Oakley. "For upwards of seven years she has occasionally lodged with Watson, at Mr. — in — street, St. Giles's, and they always passed as man and wife; and, moreover, Chapman smokes; [-70-] and whenever Watson gives her any offence, she beats her and blackens her eyes, though Watson is so much taller and apparently stronger.
Mr. Bennett. "It is a very extraordinary case. What have you to say, prisoner?"
Prisoner. "Isabella has lived wish me as my companion for many years."
Mr .Bennett. "Why do you dress as a man?"
Prisoner. "I own I am disguised, and it was owing to the cruelty of a father-in-law that I first dressed in this manner. I never did harm to any person. I have been all over the kingdom, and never was in prison in my life before."
Mr. Bennett. "Well I should advise you to be careful: if I could punish you, I would."

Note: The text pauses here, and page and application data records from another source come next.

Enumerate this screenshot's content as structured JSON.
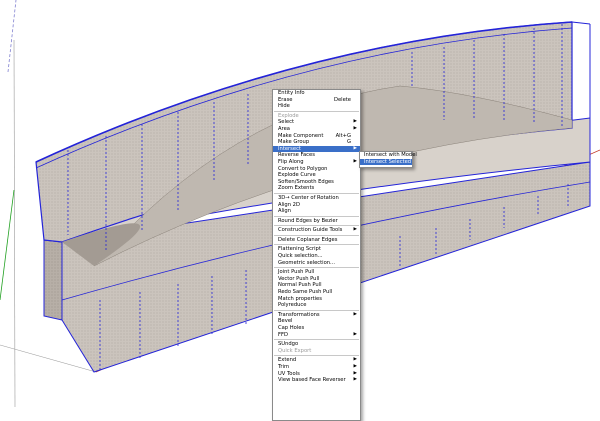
{
  "context_menu": {
    "groups": [
      [
        {
          "label": "Entity Info"
        },
        {
          "label": "Erase",
          "shortcut": "Delete"
        },
        {
          "label": "Hide"
        }
      ],
      [
        {
          "label": "Explode",
          "disabled": true
        },
        {
          "label": "Select",
          "submenu": true
        },
        {
          "label": "Area",
          "submenu": true
        },
        {
          "label": "Make Component",
          "shortcut": "Alt+G"
        },
        {
          "label": "Make Group",
          "shortcut": "G"
        },
        {
          "label": "Intersect",
          "submenu": true,
          "highlighted": true
        },
        {
          "label": "Reverse Faces"
        },
        {
          "label": "Flip Along",
          "submenu": true
        },
        {
          "label": "Convert to Polygon"
        },
        {
          "label": "Explode Curve"
        },
        {
          "label": "Soften/Smooth Edges"
        },
        {
          "label": "Zoom Extents"
        }
      ],
      [
        {
          "label": "3D→ Center of Rotation"
        },
        {
          "label": "Align 2D"
        },
        {
          "label": "Align"
        }
      ],
      [
        {
          "label": "Round Edges by Bezier"
        }
      ],
      [
        {
          "label": "Construction Guide Tools",
          "submenu": true
        }
      ],
      [
        {
          "label": "Delete Coplanar Edges"
        }
      ],
      [
        {
          "label": "Flattening Script"
        },
        {
          "label": "Quick selection..."
        },
        {
          "label": "Geometric selection..."
        }
      ],
      [
        {
          "label": "Joint Push Pull"
        },
        {
          "label": "Vector Push Pull"
        },
        {
          "label": "Normal Push Pull"
        },
        {
          "label": "Redo Same Push Pull"
        },
        {
          "label": "Match properties"
        },
        {
          "label": "Polyreduce"
        }
      ],
      [
        {
          "label": "Transformations",
          "submenu": true
        },
        {
          "label": "Bevel"
        },
        {
          "label": "Cap Holes"
        },
        {
          "label": "FFD",
          "submenu": true
        }
      ],
      [
        {
          "label": "SUndgo"
        },
        {
          "label": "Quick Export",
          "disabled": true
        }
      ],
      [
        {
          "label": "Extend",
          "submenu": true
        },
        {
          "label": "Trim",
          "submenu": true
        },
        {
          "label": "UV Tools",
          "submenu": true
        },
        {
          "label": "View based Face Reverser",
          "submenu": true
        }
      ]
    ]
  },
  "intersect_submenu": {
    "items": [
      {
        "label": "Intersect with Model"
      },
      {
        "label": "Intersect Selected",
        "highlighted": true
      }
    ]
  },
  "colors": {
    "face_fill": "#c9c2bb",
    "face_fill_dark": "#b0a8a0",
    "selection_edge": "#2424d8",
    "menu_highlight": "#3a6fc8",
    "axis_red": "#c03020",
    "axis_green": "#20a020"
  }
}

Isabella Watson. "The poor fellow has been with me hundreds of miles as my companion, and he never got into a scrape before."
Mr. Bennett. "It is a case that puzzcls me, but I must discharge the prisoner."
The prisoner, who was chewing tobacco, then bowed his head, and walked out of the office with Isabella, who exclaimed, "Never mind, my lad, if we live a hundred years it will be in this manner."
Watson is about five feet seven inches in height, with rather an intelligent countenance; and Chapman is not more than five feet high. Her hair is light brown, and cut short, the same as a man's; and she has the gait of a man, and looks like a costermonger.
We agree with this account in every thing except the height of the individuals. The reporter, we think, is a little man, who always sees inches through a magnifier. The man-woman is the height we have [-71-] stated, or rather less, and his wife is five feet two inches, instead of five feet seven. It is curious but nevertheless a fact, that, although this strange being had lodged for a number of years at the house alluded to, it was never known it was a woman, though at the same time it was never supposed that the creature was a man.